— WHAT NEEDS TO BE DONE —
Where a line of the entries below includes the string "this", count it. Give only the resulting number.

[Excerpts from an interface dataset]
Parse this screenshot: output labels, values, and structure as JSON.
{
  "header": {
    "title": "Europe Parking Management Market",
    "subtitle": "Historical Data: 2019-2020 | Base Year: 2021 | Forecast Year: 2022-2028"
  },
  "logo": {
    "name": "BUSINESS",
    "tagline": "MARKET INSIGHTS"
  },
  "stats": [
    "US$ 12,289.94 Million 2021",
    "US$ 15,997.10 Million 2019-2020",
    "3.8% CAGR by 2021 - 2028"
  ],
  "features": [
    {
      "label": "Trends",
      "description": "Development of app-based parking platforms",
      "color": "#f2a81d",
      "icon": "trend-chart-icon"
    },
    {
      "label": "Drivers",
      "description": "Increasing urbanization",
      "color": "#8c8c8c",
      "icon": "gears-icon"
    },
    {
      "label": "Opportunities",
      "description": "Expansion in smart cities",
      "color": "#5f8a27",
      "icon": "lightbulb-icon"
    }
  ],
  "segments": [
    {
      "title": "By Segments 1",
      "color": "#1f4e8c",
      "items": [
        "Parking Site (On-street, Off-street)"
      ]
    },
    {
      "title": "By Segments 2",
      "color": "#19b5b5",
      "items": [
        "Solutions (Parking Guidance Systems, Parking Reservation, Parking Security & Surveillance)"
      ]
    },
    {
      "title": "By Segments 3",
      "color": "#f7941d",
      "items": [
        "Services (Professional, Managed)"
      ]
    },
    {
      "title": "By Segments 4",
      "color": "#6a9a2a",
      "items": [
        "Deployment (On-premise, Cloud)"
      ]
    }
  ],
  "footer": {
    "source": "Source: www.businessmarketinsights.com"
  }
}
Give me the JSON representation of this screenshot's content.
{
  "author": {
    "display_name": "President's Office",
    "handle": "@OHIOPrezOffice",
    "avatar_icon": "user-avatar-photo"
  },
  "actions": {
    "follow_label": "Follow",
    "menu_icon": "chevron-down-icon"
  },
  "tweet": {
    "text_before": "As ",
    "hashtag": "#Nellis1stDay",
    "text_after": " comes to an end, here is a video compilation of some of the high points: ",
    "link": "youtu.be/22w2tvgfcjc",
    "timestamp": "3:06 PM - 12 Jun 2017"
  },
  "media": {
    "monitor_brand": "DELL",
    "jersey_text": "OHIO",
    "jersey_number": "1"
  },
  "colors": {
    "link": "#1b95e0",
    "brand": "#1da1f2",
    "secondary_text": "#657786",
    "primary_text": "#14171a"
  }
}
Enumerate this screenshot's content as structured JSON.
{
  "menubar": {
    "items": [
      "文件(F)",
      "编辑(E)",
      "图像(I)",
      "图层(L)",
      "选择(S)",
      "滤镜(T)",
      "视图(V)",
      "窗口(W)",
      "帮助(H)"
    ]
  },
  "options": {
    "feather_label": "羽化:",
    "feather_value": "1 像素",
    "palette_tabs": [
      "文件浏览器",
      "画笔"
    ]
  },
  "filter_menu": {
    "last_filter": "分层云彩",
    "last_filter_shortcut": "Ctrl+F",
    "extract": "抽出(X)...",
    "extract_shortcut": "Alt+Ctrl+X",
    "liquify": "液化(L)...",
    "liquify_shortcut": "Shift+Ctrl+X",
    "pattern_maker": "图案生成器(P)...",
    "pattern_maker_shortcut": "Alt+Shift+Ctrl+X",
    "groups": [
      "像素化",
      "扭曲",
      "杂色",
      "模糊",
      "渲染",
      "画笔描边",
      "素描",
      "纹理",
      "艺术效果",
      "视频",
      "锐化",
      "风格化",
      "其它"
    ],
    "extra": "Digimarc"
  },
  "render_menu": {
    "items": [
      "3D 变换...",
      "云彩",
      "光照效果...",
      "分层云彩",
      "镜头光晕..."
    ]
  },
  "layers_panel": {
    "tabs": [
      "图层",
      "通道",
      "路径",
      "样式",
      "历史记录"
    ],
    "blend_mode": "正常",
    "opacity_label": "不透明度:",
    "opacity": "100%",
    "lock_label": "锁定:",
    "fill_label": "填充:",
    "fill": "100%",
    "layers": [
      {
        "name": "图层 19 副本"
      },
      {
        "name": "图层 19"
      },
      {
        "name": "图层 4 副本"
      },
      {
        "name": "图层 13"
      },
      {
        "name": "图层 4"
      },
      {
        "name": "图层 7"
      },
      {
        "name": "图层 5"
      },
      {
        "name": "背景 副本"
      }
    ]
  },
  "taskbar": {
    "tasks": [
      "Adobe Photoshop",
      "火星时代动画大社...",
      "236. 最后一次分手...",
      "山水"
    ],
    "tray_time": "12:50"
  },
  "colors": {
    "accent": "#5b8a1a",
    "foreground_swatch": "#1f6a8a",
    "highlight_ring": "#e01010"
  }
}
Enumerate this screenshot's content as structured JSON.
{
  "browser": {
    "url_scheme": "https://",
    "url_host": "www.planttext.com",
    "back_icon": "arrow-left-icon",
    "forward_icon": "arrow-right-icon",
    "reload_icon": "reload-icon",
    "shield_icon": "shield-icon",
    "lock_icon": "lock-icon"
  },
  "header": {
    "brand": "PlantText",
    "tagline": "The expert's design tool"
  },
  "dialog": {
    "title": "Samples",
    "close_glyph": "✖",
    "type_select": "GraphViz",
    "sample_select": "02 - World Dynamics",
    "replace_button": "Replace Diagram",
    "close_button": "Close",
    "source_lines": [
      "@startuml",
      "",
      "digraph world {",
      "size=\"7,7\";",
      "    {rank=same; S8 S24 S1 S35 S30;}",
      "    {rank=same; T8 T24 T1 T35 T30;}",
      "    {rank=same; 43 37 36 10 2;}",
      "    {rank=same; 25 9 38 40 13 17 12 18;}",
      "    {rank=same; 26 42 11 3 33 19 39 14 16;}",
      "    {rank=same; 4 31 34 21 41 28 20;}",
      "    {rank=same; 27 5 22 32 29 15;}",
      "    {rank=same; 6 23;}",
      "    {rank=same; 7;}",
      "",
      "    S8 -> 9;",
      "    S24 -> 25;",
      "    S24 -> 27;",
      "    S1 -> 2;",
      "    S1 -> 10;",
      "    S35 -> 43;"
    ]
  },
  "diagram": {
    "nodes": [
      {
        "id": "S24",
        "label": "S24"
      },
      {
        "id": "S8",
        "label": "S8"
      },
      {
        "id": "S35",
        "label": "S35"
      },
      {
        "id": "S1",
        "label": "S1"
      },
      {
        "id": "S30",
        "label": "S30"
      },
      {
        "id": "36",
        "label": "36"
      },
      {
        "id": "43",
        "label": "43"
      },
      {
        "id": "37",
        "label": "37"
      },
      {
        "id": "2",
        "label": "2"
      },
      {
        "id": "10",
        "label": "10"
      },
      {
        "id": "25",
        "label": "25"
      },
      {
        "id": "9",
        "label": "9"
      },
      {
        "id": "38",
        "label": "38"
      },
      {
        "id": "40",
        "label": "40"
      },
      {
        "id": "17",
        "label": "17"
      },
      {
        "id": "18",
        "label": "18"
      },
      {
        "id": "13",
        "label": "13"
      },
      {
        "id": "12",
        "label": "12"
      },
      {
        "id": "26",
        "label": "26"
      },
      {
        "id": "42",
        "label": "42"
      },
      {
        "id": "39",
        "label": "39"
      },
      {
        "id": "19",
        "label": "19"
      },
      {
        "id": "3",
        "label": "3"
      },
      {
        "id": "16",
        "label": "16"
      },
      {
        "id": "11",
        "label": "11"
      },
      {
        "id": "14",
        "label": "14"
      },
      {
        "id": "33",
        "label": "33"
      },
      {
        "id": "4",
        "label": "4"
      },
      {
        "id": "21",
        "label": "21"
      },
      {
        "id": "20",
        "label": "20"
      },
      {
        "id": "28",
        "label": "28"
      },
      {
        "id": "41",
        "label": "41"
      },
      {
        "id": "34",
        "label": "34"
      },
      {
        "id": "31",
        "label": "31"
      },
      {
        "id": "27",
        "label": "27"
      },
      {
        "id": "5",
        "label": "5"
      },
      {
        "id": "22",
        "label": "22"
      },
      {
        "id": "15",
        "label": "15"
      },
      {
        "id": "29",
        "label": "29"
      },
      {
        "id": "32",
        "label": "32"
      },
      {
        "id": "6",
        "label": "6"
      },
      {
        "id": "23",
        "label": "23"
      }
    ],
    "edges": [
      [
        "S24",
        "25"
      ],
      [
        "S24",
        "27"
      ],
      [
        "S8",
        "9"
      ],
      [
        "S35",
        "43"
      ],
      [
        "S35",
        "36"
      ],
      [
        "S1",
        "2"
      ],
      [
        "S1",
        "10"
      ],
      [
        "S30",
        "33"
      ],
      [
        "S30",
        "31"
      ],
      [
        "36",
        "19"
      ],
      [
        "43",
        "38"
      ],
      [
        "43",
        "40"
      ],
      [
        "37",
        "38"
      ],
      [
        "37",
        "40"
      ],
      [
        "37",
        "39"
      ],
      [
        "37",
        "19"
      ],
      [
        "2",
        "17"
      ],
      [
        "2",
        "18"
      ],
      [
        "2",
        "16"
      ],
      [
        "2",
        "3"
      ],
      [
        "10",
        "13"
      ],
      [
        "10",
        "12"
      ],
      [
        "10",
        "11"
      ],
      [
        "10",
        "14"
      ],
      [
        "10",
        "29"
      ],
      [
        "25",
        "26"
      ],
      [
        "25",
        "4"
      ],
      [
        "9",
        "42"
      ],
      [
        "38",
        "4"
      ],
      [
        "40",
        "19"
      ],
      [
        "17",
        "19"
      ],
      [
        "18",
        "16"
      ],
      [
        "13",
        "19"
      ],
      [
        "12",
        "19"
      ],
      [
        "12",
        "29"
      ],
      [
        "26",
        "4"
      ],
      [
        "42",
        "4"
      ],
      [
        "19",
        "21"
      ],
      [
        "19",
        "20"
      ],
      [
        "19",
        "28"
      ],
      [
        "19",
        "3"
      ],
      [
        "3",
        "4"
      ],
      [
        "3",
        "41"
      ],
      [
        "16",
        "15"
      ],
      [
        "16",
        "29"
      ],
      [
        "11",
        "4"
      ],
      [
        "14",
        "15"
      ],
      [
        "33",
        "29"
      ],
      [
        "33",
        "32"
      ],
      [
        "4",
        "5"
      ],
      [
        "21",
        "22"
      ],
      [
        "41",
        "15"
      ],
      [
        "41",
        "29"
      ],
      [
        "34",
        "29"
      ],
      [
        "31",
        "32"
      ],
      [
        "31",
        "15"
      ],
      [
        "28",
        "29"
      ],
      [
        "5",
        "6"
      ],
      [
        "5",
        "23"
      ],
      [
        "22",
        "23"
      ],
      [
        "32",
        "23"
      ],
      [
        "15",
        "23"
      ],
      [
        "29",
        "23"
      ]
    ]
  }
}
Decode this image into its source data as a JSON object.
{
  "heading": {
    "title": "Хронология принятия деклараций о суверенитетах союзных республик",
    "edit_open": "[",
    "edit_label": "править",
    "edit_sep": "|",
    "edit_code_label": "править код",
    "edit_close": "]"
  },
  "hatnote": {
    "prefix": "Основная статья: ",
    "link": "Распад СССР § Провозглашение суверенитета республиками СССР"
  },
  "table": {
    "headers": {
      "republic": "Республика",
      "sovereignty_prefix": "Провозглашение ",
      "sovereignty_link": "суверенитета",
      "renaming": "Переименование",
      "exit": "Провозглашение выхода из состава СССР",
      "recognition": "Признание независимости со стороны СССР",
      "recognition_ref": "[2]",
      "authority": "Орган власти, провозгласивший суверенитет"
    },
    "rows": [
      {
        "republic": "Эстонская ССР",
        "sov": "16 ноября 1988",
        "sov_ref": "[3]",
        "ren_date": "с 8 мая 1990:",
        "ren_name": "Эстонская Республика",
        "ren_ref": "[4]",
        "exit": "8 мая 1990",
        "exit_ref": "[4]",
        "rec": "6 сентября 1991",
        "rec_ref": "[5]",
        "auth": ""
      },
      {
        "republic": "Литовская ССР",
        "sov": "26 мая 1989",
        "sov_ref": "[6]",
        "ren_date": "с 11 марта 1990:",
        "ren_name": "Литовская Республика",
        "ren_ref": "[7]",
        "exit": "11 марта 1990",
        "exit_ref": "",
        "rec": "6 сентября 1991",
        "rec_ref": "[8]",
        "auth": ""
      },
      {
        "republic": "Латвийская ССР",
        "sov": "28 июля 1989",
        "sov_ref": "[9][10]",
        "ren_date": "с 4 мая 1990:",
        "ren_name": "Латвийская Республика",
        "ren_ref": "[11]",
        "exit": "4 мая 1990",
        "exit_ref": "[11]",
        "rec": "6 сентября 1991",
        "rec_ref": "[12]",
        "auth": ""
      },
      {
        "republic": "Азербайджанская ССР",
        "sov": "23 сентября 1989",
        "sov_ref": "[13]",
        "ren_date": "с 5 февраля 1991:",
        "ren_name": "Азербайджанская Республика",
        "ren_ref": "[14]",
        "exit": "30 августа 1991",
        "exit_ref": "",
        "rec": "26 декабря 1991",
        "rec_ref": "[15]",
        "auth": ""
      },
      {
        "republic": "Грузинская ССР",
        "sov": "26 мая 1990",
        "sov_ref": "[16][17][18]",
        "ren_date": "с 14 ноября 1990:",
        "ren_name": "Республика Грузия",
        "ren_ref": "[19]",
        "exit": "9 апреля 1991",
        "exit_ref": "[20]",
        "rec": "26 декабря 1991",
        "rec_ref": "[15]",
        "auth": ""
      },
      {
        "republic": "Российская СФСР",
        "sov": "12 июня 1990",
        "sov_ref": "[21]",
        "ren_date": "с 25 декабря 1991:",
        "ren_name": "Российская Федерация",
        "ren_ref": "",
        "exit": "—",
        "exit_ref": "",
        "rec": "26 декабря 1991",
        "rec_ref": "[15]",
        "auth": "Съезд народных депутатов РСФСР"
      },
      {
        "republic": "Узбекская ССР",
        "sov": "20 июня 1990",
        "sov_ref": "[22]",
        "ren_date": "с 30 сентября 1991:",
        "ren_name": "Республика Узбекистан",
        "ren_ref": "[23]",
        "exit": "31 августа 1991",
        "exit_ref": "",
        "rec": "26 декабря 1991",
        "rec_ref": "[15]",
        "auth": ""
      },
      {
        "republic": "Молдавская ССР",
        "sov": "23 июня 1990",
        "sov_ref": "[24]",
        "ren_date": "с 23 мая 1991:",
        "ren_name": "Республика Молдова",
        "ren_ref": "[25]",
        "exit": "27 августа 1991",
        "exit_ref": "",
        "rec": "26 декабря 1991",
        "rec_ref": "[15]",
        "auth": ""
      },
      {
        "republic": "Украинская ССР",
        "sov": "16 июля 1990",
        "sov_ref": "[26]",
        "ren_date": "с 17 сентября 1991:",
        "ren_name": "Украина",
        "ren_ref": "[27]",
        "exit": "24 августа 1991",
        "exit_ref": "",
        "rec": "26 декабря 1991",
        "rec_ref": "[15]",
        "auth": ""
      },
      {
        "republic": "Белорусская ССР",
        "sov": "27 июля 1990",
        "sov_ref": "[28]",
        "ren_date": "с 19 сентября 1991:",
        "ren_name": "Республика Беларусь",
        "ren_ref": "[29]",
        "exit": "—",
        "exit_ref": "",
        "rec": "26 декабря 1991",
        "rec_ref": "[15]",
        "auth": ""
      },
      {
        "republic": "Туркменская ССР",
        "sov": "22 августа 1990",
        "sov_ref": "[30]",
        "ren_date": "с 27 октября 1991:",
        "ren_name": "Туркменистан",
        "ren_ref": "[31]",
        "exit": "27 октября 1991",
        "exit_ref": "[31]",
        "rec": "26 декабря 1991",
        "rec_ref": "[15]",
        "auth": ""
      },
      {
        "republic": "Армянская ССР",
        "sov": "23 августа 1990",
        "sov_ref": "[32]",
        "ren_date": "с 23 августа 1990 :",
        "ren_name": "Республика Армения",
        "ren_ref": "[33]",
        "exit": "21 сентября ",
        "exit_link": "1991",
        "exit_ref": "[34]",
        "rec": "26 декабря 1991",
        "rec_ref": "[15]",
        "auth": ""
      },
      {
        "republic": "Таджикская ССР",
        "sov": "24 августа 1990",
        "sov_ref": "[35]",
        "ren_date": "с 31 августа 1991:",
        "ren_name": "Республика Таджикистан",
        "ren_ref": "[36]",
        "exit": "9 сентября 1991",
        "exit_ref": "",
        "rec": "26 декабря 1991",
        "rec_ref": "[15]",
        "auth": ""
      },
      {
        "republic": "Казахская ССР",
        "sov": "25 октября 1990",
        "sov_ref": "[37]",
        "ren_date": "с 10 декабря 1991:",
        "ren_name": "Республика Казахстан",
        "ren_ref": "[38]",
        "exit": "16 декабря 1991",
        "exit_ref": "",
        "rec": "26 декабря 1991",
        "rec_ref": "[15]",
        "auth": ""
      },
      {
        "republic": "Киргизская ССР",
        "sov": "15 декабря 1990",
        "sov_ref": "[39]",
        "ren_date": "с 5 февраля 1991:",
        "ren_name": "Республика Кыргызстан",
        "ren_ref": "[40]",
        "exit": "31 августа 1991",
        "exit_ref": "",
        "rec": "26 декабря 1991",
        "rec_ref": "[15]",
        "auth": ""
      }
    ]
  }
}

— THE COMPLETED TASK —
5